__Task details__. Every entry below should be printed exactly, without its images.

======== Provided material ========

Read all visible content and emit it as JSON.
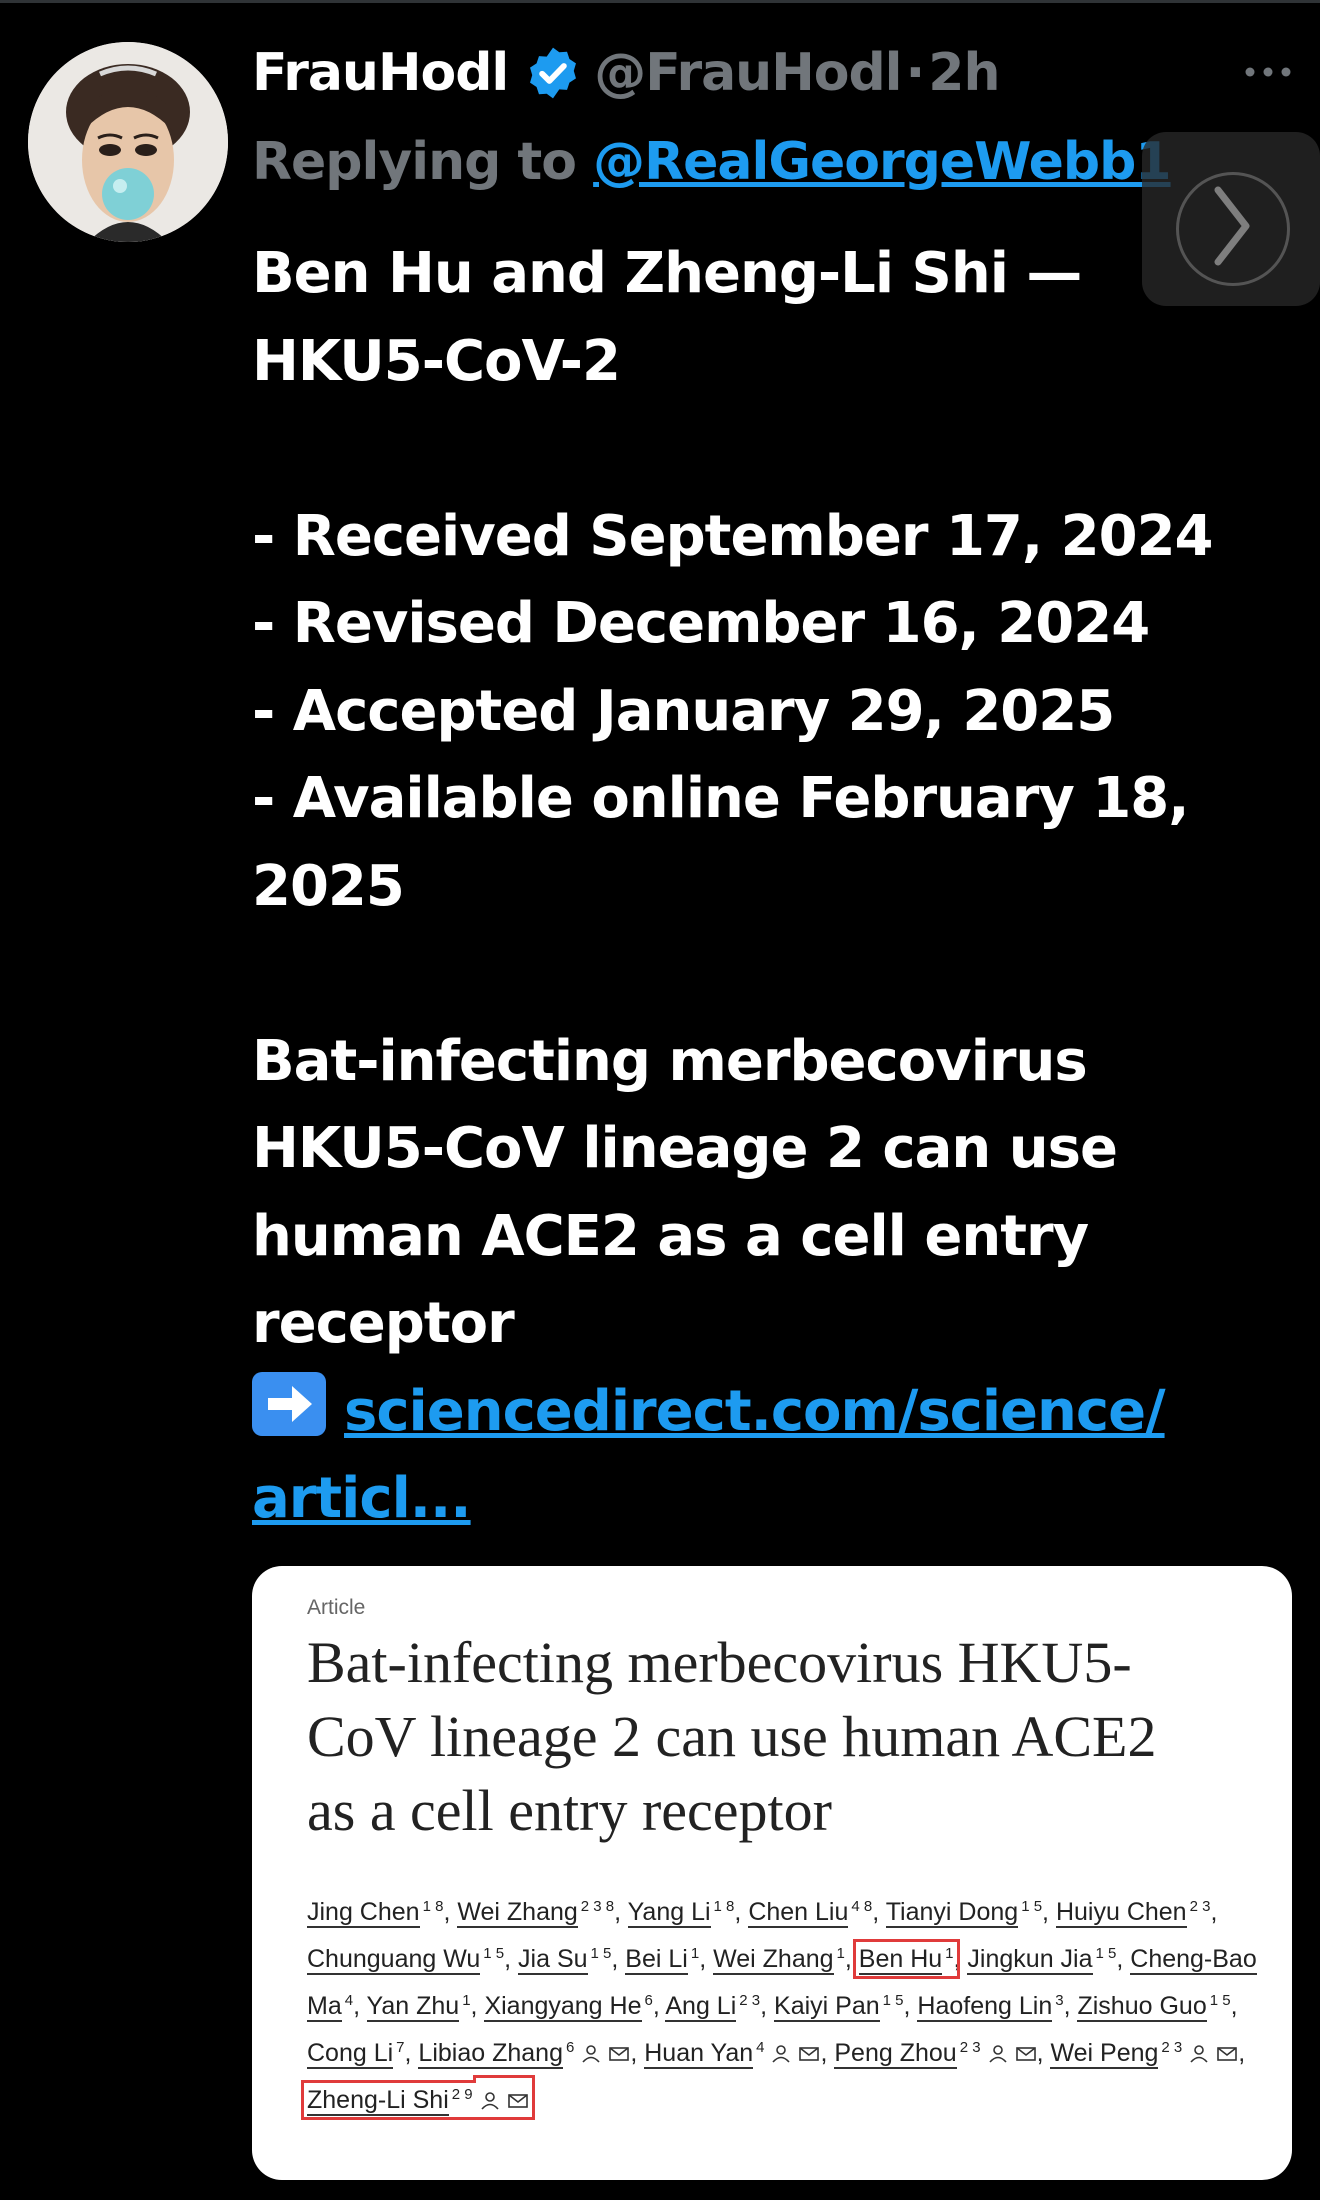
{
  "tweet": {
    "display_name": "FrauHodl",
    "handle": "@FrauHodl",
    "separator": "·",
    "time": "2h",
    "verified_icon": "verified-badge-icon",
    "more_icon": "more-horizontal-icon",
    "reply_prefix": "Replying to",
    "reply_handle": "@RealGeorgeWebb1",
    "lines": [
      "Ben Hu and Zheng-Li Shi —",
      "HKU5-CoV-2",
      "",
      "- Received September 17, 2024",
      "- Revised December 16, 2024",
      "- Accepted January 29, 2025",
      "- Available online February 18,",
      "2025",
      "",
      "Bat-infecting merbecovirus",
      "HKU5-CoV lineage 2 can use",
      "human ACE2 as a cell entry",
      "receptor"
    ],
    "link_emoji": "right-arrow-emoji-icon",
    "link_line1": "sciencedirect.com/science/",
    "link_line2": "articl..."
  },
  "card": {
    "label": "Article",
    "title_lines": [
      "Bat-infecting merbecovirus HKU5-",
      "CoV lineage 2 can use human ACE2",
      "as a cell entry receptor"
    ],
    "authors": [
      {
        "name": "Jing Chen",
        "sup": "1 8"
      },
      {
        "name": "Wei Zhang",
        "sup": "2 3 8"
      },
      {
        "name": "Yang Li",
        "sup": "1 8"
      },
      {
        "name": "Chen Liu",
        "sup": "4 8"
      },
      {
        "name": "Tianyi Dong",
        "sup": "1 5"
      },
      {
        "name": "Huiyu Chen",
        "sup": "2 3"
      },
      {
        "name": "Chunguang Wu",
        "sup": "1 5"
      },
      {
        "name": "Jia Su",
        "sup": "1 5"
      },
      {
        "name": "Bei Li",
        "sup": "1"
      },
      {
        "name": "Wei Zhang",
        "sup": "1"
      },
      {
        "name": "Ben Hu",
        "sup": "1",
        "highlight": true
      },
      {
        "name": "Jingkun Jia",
        "sup": "1 5"
      },
      {
        "name": "Cheng-Bao Ma",
        "sup": "4"
      },
      {
        "name": "Yan Zhu",
        "sup": "1"
      },
      {
        "name": "Xiangyang He",
        "sup": "6"
      },
      {
        "name": "Ang Li",
        "sup": "2 3"
      },
      {
        "name": "Kaiyi Pan",
        "sup": "1 5"
      },
      {
        "name": "Haofeng Lin",
        "sup": "3"
      },
      {
        "name": "Zishuo Guo",
        "sup": "1 5"
      },
      {
        "name": "Cong Li",
        "sup": "7"
      },
      {
        "name": "Libiao Zhang",
        "sup": "6",
        "corresponding": true
      },
      {
        "name": "Huan Yan",
        "sup": "4",
        "corresponding": true
      },
      {
        "name": "Peng Zhou",
        "sup": "2 3",
        "corresponding": true
      },
      {
        "name": "Wei Peng",
        "sup": "2 3",
        "corresponding": true
      },
      {
        "name": "Zheng-Li Shi",
        "sup": "2 9",
        "corresponding": true,
        "highlight": true
      }
    ],
    "highlight_color": "#e03b3b"
  },
  "colors": {
    "background": "#000000",
    "link": "#1d9bf0",
    "muted": "#71767b",
    "verified": "#1d9bf0"
  }
}
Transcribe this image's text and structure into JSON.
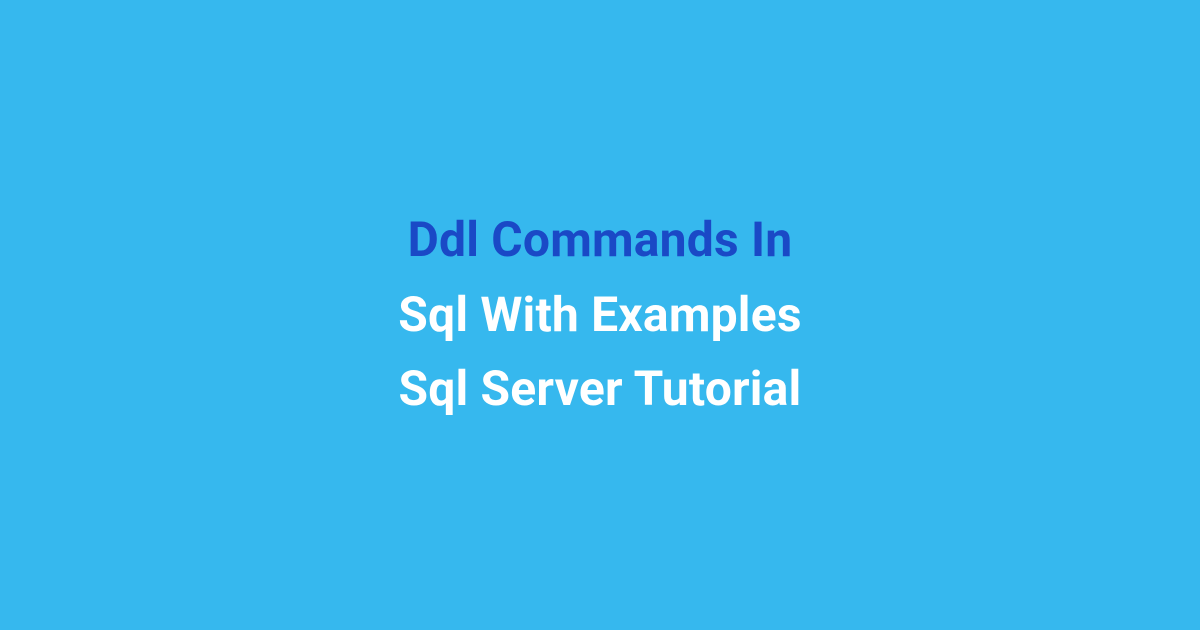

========

__Completed exercise__.
Read all visible content and emit it as JSON.
{
  "tweet": {
    "display_name": "FrauHodl",
    "handle": "@FrauHodl",
    "separator": "·",
    "time": "2h",
    "verified_icon": "verified-badge-icon",
    "more_icon": "more-horizontal-icon",
    "reply_prefix": "Replying to",
    "reply_handle": "@RealGeorgeWebb1",
    "lines": [
      "Ben Hu and Zheng-Li Shi —",
      "HKU5-CoV-2",
      "",
      "- Received September 17, 2024",
      "- Revised December 16, 2024",
      "- Accepted January 29, 2025",
      "- Available online February 18,",
      "2025",
      "",
      "Bat-infecting merbecovirus",
      "HKU5-CoV lineage 2 can use",
      "human ACE2 as a cell entry",
      "receptor"
    ],
    "link_emoji": "right-arrow-emoji-icon",
    "link_line1": "sciencedirect.com/science/",
    "link_line2": "articl..."
  },
  "card": {
    "label": "Article",
    "title_lines": [
      "Bat-infecting merbecovirus HKU5-",
      "CoV lineage 2 can use human ACE2",
      "as a cell entry receptor"
    ],
    "authors": [
      {
        "name": "Jing Chen",
        "sup": "1 8"
      },
      {
        "name": "Wei Zhang",
        "sup": "2 3 8"
      },
      {
        "name": "Yang Li",
        "sup": "1 8"
      },
      {
        "name": "Chen Liu",
        "sup": "4 8"
      },
      {
        "name": "Tianyi Dong",
        "sup": "1 5"
      },
      {
        "name": "Huiyu Chen",
        "sup": "2 3"
      },
      {
        "name": "Chunguang Wu",
        "sup": "1 5"
      },
      {
        "name": "Jia Su",
        "sup": "1 5"
      },
      {
        "name": "Bei Li",
        "sup": "1"
      },
      {
        "name": "Wei Zhang",
        "sup": "1"
      },
      {
        "name": "Ben Hu",
        "sup": "1",
        "highlight": true
      },
      {
        "name": "Jingkun Jia",
        "sup": "1 5"
      },
      {
        "name": "Cheng-Bao Ma",
        "sup": "4"
      },
      {
        "name": "Yan Zhu",
        "sup": "1"
      },
      {
        "name": "Xiangyang He",
        "sup": "6"
      },
      {
        "name": "Ang Li",
        "sup": "2 3"
      },
      {
        "name": "Kaiyi Pan",
        "sup": "1 5"
      },
      {
        "name": "Haofeng Lin",
        "sup": "3"
      },
      {
        "name": "Zishuo Guo",
        "sup": "1 5"
      },
      {
        "name": "Cong Li",
        "sup": "7"
      },
      {
        "name": "Libiao Zhang",
        "sup": "6",
        "corresponding": true
      },
      {
        "name": "Huan Yan",
        "sup": "4",
        "corresponding": true
      },
      {
        "name": "Peng Zhou",
        "sup": "2 3",
        "corresponding": true
      },
      {
        "name": "Wei Peng",
        "sup": "2 3",
        "corresponding": true
      },
      {
        "name": "Zheng-Li Shi",
        "sup": "2 9",
        "corresponding": true,
        "highlight": true
      }
    ],
    "highlight_color": "#e03b3b"
  },
  "colors": {
    "background": "#000000",
    "link": "#1d9bf0",
    "muted": "#71767b",
    "verified": "#1d9bf0"
  }
}
Transcribe this image's text and structure into JSON.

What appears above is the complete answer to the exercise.